▸ **What this task involves**
Where the word "Features" appears in a line below, copy the whole line.

- - - - -

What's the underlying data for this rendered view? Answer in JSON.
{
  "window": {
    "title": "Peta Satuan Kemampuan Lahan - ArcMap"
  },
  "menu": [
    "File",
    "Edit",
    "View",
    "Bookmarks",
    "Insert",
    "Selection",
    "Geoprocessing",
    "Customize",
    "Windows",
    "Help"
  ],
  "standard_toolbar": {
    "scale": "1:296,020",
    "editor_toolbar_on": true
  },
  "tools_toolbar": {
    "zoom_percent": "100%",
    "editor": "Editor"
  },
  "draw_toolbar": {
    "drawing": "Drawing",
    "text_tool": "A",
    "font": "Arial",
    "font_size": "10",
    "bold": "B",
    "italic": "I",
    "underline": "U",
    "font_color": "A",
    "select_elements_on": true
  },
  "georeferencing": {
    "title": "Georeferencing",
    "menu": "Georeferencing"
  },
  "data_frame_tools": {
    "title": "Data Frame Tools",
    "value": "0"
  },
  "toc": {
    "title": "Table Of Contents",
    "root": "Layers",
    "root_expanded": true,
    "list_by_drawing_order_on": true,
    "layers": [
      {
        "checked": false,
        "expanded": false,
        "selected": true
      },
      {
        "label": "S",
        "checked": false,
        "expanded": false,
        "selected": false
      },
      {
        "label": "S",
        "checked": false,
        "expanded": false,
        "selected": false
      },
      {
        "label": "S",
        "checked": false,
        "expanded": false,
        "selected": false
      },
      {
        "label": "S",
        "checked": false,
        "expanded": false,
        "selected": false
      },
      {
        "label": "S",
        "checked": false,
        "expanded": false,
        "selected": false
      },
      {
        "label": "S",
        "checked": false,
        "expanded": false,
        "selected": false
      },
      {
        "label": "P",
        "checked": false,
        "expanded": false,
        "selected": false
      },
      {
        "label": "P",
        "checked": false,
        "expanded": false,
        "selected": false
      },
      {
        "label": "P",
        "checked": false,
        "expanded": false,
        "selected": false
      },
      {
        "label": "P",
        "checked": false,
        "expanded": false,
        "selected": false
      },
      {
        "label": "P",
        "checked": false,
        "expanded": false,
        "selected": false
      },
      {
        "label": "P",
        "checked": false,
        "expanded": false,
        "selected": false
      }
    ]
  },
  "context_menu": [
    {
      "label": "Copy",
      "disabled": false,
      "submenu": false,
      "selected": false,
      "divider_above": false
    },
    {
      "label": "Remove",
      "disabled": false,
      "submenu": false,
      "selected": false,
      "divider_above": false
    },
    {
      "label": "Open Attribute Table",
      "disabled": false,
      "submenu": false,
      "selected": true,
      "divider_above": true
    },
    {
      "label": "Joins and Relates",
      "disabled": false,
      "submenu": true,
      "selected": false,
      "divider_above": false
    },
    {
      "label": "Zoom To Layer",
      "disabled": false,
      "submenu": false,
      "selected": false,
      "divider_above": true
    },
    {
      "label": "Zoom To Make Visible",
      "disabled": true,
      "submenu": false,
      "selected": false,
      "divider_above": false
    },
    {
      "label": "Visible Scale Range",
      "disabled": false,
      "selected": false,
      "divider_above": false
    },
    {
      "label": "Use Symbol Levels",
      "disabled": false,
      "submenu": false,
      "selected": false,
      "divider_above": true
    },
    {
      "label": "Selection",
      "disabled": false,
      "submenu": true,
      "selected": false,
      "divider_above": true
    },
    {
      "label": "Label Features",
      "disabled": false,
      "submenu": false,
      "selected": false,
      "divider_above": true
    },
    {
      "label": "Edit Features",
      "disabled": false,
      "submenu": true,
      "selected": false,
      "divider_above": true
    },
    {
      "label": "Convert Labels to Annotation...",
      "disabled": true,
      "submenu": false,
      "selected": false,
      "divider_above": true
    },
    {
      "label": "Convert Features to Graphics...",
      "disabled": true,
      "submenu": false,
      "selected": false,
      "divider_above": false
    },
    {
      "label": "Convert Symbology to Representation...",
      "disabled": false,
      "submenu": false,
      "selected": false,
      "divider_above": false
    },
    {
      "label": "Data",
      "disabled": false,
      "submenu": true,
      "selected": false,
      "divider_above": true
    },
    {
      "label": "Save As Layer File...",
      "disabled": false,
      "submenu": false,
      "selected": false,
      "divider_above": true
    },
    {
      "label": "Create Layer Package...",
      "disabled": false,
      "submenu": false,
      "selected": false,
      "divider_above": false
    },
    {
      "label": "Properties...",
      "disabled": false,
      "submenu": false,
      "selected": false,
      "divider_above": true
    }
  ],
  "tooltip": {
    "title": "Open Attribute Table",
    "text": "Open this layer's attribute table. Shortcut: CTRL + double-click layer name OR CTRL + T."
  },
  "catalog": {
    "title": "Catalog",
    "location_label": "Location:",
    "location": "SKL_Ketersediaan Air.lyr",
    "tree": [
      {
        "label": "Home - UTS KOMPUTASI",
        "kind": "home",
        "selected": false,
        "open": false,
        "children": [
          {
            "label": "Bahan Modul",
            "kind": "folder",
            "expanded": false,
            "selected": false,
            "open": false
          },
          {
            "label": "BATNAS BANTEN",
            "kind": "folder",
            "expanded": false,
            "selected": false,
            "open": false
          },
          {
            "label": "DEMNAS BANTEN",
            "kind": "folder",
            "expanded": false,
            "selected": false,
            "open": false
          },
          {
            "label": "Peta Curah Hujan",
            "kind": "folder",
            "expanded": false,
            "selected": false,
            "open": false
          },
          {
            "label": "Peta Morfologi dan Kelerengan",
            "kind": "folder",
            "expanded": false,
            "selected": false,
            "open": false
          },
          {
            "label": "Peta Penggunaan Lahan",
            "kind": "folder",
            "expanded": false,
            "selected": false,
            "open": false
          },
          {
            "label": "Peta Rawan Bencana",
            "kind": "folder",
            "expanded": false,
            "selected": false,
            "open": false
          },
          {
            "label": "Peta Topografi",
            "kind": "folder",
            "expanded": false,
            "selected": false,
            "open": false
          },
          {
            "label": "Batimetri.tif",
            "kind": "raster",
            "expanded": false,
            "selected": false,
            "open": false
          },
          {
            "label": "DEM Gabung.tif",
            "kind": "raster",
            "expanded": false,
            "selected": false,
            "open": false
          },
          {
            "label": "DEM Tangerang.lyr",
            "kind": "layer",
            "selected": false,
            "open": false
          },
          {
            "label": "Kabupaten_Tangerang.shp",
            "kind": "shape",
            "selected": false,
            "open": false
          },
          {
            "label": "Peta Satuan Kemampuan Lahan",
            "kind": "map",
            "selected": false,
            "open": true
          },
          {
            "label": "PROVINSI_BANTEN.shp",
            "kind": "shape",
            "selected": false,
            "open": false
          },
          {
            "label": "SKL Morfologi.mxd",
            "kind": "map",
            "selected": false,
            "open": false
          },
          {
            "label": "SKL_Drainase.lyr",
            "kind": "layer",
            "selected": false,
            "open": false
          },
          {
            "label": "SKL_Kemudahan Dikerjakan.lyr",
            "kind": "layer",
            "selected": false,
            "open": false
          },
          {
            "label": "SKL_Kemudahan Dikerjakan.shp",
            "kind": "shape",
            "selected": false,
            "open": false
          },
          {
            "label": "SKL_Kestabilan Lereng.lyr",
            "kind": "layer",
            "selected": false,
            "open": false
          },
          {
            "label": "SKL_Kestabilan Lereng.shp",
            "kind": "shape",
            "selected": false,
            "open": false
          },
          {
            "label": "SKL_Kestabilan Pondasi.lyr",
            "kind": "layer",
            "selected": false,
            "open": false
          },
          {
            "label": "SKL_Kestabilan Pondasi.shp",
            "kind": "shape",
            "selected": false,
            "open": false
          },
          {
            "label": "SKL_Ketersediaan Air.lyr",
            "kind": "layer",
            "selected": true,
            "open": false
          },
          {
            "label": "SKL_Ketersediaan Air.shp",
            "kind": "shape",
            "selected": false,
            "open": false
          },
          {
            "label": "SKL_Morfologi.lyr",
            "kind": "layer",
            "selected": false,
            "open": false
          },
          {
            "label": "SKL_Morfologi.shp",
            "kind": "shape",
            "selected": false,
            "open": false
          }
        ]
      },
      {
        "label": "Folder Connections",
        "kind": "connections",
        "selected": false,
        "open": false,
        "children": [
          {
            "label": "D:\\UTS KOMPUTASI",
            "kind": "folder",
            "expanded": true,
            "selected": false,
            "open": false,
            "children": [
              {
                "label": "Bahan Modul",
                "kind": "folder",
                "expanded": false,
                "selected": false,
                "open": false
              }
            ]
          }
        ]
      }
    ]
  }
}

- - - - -

▸ **Exercise result**
      "label": "Label Features",
      "label": "Edit Features",
      "label": "Convert Features to Graphics...",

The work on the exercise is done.